BC Conservatives – Idaho Concealed Carry
The race to lead the B.C. Conservative Party is expected to begin within days, as candidates seek to revitalize the beleaguered political party after a disappointing election performance.
There’s at least two “for sure” leadership candidates “and a couple of others hemming and hawing about it,” said party president Dan Denis.
“I’m looking forward to a lot of commotion, which I think is going to be wonderful,” he said of the leadership race.
John Cummins resigned as leader in July after the party, beset by infighting and defections, finished fourth in the May 14 provincial election with 4.8 per cent of the popular vote.
It was a disastrous result for a Conservative movement that, just months earlier, had been seen as likely to pull voters away from the B.C. Liberal Party. Instead, the Liberals swept back to power with an even larger majority, on a campaign focused on jobs, natural resource development and debt repayment.
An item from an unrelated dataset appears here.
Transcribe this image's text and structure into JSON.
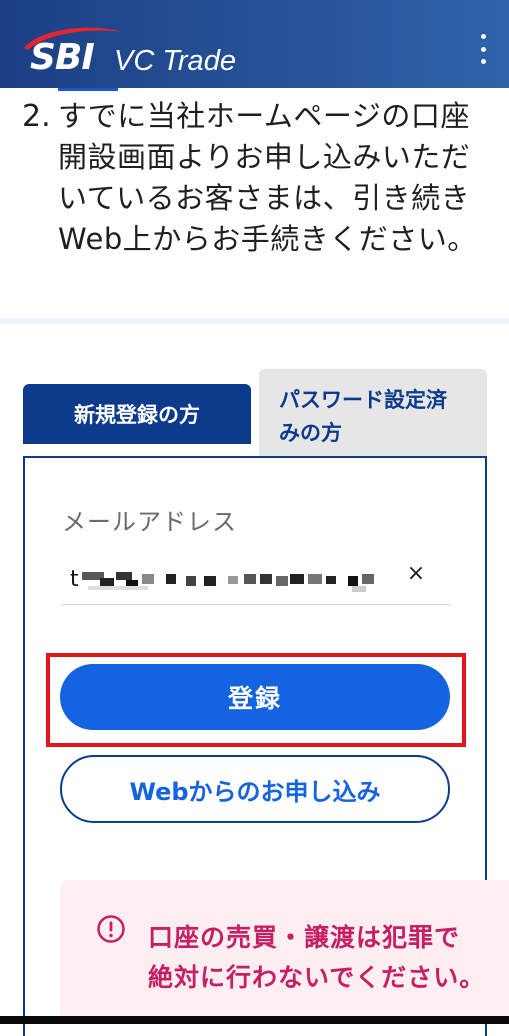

Those looking to pick up the pieces say there is still hope for the B.C. Conservatives.
Rick Peterson, a Vancouver venture capital financier and former B.C. Liberal Party organizer and fundraiser, said he is seriously considering running for leader.
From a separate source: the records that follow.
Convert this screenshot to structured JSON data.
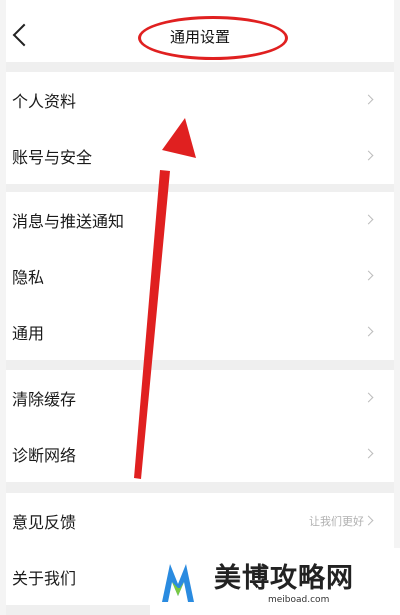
{
  "header": {
    "title": "通用设置"
  },
  "groups": [
    [
      {
        "label": "个人资料"
      },
      {
        "label": "账号与安全"
      }
    ],
    [
      {
        "label": "消息与推送通知"
      },
      {
        "label": "隐私"
      },
      {
        "label": "通用"
      }
    ],
    [
      {
        "label": "清除缓存"
      },
      {
        "label": "诊断网络"
      }
    ],
    [
      {
        "label": "意见反馈",
        "extra": "让我们更好"
      },
      {
        "label": "关于我们"
      }
    ]
  ],
  "watermark": {
    "brand": "美博攻略网",
    "url": "meiboad.com"
  },
  "colors": {
    "annotation_red": "#e02020",
    "chevron": "#bdbdbd",
    "background": "#efefef"
  }
}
“I’m looking at it, and we’ll have a decision after the Labour Day weekend,” he said.
Idaho Concealed carry
Idaho is a “shall issue” state for concealed carry. The local county sheriff shall issue a concealed weapons permit to a qualified applicant within ninety days. Applicants may be required to demonstrate familiarity with a firearm, generally by having taken an approved training course or by having received training in the military. A permit is valid for five years; permits issued before July 1, 2006 are valid for four years. Idaho recognizes valid concealed carry permits from any state. A concealed weapon may not be carried at a school or at a school sponsored activity, in a courthouse, in a prison or detention facility, or in certain other governmentally designated locations. It is unlawful to carry a concealed weapon while intoxicated.
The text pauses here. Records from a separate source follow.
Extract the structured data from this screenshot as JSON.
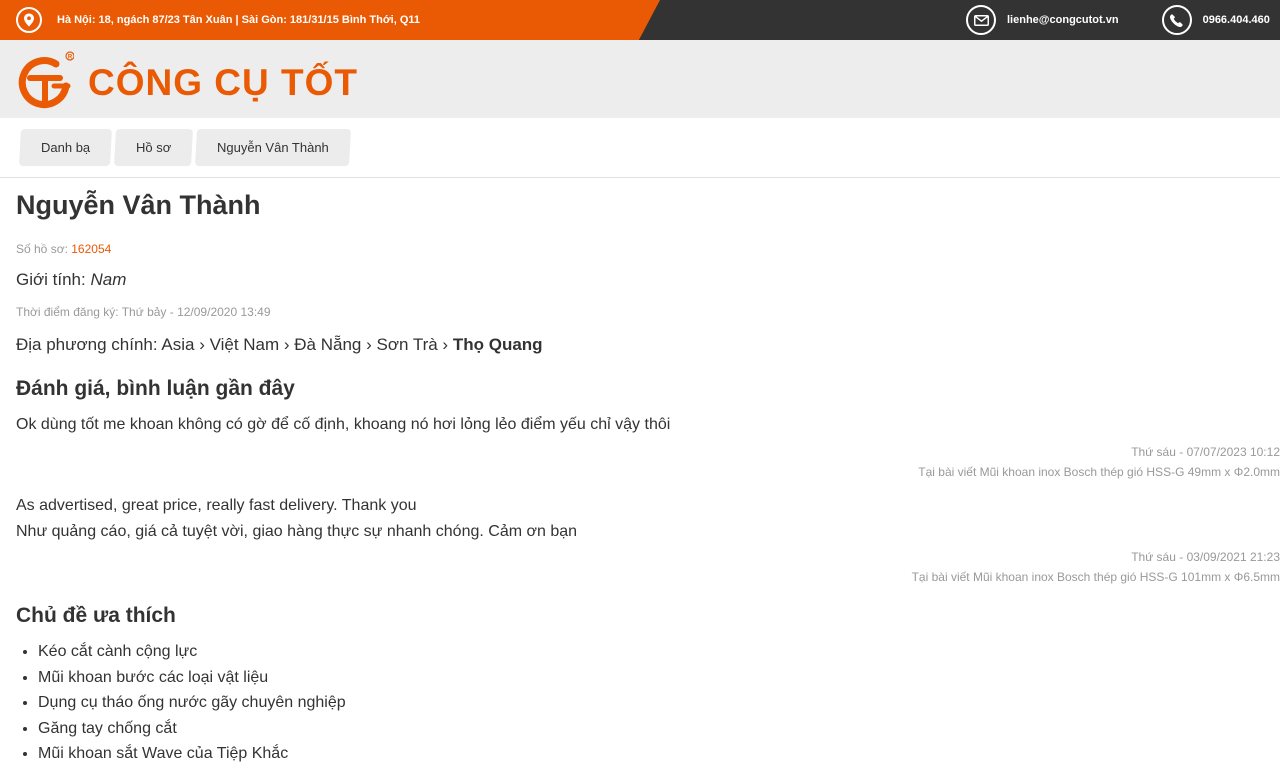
{
  "topbar": {
    "address": "Hà Nội: 18, ngách 87/23 Tân Xuân | Sài Gòn: 181/31/15 Bình Thới, Q11",
    "email": "lienhe@congcutot.vn",
    "phone": "0966.404.460"
  },
  "logo": {
    "text": "CÔNG CỤ TỐT",
    "mark_letters": "GT",
    "registered": "®"
  },
  "breadcrumb": [
    "Danh bạ",
    "Hồ sơ",
    "Nguyễn Vân Thành"
  ],
  "profile": {
    "name": "Nguyễn Vân Thành",
    "profile_no_label": "Số hồ sơ:",
    "profile_no": "162054",
    "gender_label": "Giới tính:",
    "gender": "Nam",
    "registered": "Thời điểm đăng ký: Thứ bảy - 12/09/2020 13:49",
    "locale_label": "Địa phương chính: Asia › Việt Nam › Đà Nẵng › Sơn Trà ›",
    "locale_last": "Thọ Quang"
  },
  "reviews_heading": "Đánh giá, bình luận gần đây",
  "reviews": [
    {
      "lines": [
        "Ok dùng tốt me khoan không có gờ để cố định, khoang nó hơi lỏng lẻo điểm yếu chỉ vậy thôi"
      ],
      "date": "Thứ sáu - 07/07/2023 10:12",
      "post": "Tại bài viết Mũi khoan inox Bosch thép gió HSS-G 49mm x Φ2.0mm"
    },
    {
      "lines": [
        "As advertised, great price, really fast delivery. Thank you",
        "Như quảng cáo, giá cả tuyệt vời, giao hàng thực sự nhanh chóng. Cảm ơn bạn"
      ],
      "date": "Thứ sáu - 03/09/2021 21:23",
      "post": "Tại bài viết Mũi khoan inox Bosch thép gió HSS-G 101mm x Φ6.5mm"
    }
  ],
  "favorites_heading": "Chủ đề ưa thích",
  "favorites": [
    "Kéo cắt cành cộng lực",
    "Mũi khoan bước các loại vật liệu",
    "Dụng cụ tháo ống nước gãy chuyên nghiệp",
    "Găng tay chống cắt",
    "Mũi khoan sắt Wave của Tiệp Khắc"
  ],
  "colors": {
    "brand_orange": "#ea5a04",
    "topbar_dark": "#333333",
    "header_bg": "#ededed"
  },
  "icons": {
    "address": "location-pin-icon",
    "email": "envelope-icon",
    "phone": "phone-icon"
  }
}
Open carry is legal in Idaho. A concealed weapons permit is not required for open carry, nor for long guns (concealed or not). The firearm being openly carried must be clearly visible. A firearm can also be transported in a vehicle, as long as it is in plain view, or is disassembled or unloaded. A concealed weapons permit is not required when you are outside of the confines of a city, and not in a motor vehicle while engaged in other lawful outdoor activities 
Idaho has state preemption of firearms laws, so local units of government cannot regulate the ownership, possession, or transportation of firearms. The state constitution states that “No law shall impose licensure, registration or special taxation on the ownership or possession of firearms or ammunition. Nor shall any law permit the confiscation of firearms, except those actually used in the commission of a felony.”
The possession of automatic firearms is permitted, as long such possession is in compliance with all federal regulations.[5